The one motorcycle-related concern we had at the outset from the trip was my Dad's range. We knew that it was going to dictate our fuel stops, so we sought out to find maximum range, first hitting reserve, then running the bike dry completely before topping up.
Dad had to be dramatic in where he hit reserve, not doing it in the laid-back, long stretches of highway, but instead in construction zones, where the traffic was congested and turn-offs were minimal.
Topping up before 100 Mile House
After 100 Mile, the road got more northern in feel. By northern, I mean long, straight, and dull. It's not the optimal road for travel, but at least it allows a person to put in some miles quickly and easily.
Lunch came late in McLeese Lake, and "the place" did not really feel like it until we received our food. There had been no work trucks parked outside, very little local activity in general, but we rolled the dice and came up victorious.
A pee break by a lake,
more construction, or at least the Saturday storage of construction equipment,
and more northern roads, broken up by photographical exploration,
was the extent of our afternoon activities.
We pressed on, the weather trying its hardest not to cooperate.
But, after a good solid day of riding, we made it to our originally planned destination: Whiskers Point Provincial Park.
We talked with the PFOs, inquired on bear activity (nonexistant was the reply), and bought ourselves some firewood to keep the buggies at a distance.
Final mileage, June 27th:
(Just for the record, this day's max speed was a little screwy for some reason. I don't think I ever got up that fast.. Honest, officer.)
Not a bad day. Dad said he'd still had more on reserve if we'd wanted to press on further, but we both thought it was probably best to pace ourselves, lest the trip be over too soon.

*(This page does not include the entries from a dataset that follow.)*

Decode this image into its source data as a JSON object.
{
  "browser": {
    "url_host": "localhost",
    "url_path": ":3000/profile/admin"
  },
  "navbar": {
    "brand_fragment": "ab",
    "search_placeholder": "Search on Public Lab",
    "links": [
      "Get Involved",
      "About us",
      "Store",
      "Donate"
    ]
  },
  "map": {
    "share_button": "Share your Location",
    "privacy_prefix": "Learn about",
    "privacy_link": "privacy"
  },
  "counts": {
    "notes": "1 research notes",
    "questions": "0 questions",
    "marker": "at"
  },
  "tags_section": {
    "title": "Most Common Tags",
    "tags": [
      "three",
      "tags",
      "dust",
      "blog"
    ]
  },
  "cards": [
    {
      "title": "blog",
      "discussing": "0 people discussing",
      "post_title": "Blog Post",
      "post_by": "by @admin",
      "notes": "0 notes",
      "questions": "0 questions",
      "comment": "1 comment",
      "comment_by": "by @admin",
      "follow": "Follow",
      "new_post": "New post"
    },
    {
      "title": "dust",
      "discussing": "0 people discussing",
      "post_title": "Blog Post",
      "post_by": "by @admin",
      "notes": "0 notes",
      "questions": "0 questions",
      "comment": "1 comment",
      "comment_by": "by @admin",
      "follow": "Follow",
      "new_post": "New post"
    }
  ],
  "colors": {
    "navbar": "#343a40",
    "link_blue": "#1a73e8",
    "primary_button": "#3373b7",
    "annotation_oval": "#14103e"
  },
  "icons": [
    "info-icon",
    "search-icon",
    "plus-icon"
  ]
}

The night brought the faintest pattering of rain on the tents, but not enough to dampen our excitement for the days ahead.